START RECORDS PROVIDED

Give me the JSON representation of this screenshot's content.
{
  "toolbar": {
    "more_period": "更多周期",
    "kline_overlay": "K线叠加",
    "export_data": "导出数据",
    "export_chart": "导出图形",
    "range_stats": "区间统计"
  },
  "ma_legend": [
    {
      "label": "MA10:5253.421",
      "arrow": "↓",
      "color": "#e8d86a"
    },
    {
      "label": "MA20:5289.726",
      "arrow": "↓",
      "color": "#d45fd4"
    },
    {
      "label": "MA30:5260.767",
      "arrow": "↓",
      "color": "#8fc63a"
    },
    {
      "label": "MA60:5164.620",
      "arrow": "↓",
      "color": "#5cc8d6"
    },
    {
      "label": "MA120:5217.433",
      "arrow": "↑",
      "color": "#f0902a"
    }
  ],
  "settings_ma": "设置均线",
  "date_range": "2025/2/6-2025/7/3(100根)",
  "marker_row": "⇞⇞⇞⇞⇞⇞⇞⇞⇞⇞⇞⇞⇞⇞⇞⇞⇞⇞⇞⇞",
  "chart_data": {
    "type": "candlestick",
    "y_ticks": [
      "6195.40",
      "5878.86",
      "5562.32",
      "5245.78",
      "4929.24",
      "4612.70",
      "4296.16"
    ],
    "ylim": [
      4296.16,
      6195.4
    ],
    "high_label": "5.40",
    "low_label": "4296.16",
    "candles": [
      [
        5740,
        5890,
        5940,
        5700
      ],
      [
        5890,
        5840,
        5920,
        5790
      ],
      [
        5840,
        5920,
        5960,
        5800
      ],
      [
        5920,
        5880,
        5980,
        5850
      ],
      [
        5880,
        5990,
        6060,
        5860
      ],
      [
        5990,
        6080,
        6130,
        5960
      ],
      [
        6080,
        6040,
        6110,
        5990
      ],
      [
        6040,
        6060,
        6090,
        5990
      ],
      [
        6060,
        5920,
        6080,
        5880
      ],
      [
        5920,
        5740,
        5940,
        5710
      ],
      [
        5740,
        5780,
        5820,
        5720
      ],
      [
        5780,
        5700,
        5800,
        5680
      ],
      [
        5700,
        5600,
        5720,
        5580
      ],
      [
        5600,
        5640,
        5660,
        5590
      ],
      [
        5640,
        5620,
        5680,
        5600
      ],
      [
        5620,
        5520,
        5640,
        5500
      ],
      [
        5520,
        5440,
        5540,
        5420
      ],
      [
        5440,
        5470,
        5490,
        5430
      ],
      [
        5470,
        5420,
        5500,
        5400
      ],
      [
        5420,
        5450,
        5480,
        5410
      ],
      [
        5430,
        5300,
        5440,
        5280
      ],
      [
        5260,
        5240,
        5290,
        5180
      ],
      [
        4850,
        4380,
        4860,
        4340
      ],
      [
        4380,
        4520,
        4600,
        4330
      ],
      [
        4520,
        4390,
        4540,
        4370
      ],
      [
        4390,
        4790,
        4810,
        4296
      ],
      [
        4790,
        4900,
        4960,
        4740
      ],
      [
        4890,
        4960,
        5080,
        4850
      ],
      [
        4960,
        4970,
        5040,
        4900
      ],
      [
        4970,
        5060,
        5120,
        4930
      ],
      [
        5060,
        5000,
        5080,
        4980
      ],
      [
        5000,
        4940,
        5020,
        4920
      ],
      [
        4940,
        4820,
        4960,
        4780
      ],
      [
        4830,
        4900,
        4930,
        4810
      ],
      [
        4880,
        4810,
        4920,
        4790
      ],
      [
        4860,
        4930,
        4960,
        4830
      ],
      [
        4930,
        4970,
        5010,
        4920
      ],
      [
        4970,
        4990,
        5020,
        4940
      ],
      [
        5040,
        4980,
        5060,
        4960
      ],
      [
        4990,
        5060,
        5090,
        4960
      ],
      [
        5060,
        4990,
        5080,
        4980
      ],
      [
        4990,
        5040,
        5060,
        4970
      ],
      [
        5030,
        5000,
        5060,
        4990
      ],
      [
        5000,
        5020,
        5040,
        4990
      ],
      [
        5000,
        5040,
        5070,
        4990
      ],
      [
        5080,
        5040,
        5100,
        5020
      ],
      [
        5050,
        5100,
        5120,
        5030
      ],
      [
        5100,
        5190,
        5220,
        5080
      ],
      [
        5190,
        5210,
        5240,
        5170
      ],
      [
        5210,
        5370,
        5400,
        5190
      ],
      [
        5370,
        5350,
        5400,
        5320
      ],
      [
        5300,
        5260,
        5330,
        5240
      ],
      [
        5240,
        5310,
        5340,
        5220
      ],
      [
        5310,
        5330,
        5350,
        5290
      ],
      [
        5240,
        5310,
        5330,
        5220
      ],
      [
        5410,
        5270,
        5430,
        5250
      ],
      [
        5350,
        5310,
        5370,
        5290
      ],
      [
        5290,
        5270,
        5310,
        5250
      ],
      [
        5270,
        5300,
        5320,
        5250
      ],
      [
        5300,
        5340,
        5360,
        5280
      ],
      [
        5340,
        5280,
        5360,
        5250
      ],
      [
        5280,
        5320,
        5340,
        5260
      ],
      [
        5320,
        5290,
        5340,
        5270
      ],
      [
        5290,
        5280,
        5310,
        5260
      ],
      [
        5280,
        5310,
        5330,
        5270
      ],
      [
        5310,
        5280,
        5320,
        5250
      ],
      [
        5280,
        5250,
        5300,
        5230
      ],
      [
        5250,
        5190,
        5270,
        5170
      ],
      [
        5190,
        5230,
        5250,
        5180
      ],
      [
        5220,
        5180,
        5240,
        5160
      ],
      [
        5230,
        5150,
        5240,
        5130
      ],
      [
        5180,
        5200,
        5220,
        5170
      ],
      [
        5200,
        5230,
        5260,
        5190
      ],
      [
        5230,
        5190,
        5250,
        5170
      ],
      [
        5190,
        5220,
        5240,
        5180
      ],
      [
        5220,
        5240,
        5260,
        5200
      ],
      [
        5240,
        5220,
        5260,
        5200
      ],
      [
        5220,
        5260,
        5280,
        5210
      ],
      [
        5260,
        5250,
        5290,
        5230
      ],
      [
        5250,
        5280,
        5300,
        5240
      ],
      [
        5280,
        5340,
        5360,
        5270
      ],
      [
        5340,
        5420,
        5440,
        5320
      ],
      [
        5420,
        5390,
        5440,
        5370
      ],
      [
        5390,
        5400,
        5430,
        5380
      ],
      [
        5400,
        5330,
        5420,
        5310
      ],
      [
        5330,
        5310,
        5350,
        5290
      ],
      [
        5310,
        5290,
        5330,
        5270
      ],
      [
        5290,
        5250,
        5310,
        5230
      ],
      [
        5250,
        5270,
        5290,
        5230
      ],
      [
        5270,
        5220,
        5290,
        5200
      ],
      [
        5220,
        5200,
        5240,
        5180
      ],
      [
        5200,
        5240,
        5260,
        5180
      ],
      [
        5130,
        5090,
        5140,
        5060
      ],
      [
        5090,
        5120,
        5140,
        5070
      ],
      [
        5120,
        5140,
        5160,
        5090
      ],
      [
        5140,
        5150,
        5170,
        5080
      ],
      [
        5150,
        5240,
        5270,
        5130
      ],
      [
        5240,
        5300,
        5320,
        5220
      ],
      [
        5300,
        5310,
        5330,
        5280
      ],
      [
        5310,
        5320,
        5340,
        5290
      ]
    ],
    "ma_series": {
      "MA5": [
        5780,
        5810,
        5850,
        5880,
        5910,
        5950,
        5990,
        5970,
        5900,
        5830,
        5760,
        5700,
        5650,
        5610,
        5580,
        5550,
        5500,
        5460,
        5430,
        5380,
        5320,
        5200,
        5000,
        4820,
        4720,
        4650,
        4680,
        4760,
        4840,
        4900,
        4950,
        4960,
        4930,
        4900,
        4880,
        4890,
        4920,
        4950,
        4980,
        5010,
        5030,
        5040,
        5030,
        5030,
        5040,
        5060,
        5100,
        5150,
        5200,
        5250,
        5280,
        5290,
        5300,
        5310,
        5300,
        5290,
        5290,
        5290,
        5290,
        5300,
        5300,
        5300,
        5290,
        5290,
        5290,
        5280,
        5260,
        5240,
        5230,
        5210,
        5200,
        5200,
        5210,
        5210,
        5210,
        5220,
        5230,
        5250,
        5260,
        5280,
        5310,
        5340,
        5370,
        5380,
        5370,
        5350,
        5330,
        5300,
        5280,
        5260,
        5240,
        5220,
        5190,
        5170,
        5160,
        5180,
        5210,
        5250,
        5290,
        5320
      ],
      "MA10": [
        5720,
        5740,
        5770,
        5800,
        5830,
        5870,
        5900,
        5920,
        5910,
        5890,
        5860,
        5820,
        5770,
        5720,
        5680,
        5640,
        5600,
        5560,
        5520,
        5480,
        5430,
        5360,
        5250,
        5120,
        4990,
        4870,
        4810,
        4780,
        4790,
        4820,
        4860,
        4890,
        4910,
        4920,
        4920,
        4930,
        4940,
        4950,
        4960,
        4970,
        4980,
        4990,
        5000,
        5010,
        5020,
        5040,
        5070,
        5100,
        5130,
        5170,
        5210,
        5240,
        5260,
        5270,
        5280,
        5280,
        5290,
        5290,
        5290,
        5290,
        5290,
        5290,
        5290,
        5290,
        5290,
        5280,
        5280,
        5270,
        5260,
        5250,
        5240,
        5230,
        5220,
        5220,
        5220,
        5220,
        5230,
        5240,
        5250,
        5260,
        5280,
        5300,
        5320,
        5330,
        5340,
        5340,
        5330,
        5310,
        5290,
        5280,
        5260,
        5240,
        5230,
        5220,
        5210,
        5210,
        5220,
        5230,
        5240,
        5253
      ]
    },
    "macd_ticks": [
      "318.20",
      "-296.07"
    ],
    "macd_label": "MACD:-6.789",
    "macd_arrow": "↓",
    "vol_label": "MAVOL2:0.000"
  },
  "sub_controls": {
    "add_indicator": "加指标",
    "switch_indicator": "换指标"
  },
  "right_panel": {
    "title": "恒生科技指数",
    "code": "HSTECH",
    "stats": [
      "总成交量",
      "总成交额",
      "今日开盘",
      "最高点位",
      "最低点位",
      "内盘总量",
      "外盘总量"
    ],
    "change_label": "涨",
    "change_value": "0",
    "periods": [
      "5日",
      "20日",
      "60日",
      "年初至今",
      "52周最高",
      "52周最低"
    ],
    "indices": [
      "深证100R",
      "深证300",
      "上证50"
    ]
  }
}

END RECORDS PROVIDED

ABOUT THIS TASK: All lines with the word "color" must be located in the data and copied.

RESPONSE TO THE EXERCISE:
      "color": "#e8d86a"
      "color": "#d45fd4"
      "color": "#8fc63a"
      "color": "#5cc8d6"
      "color": "#f0902a"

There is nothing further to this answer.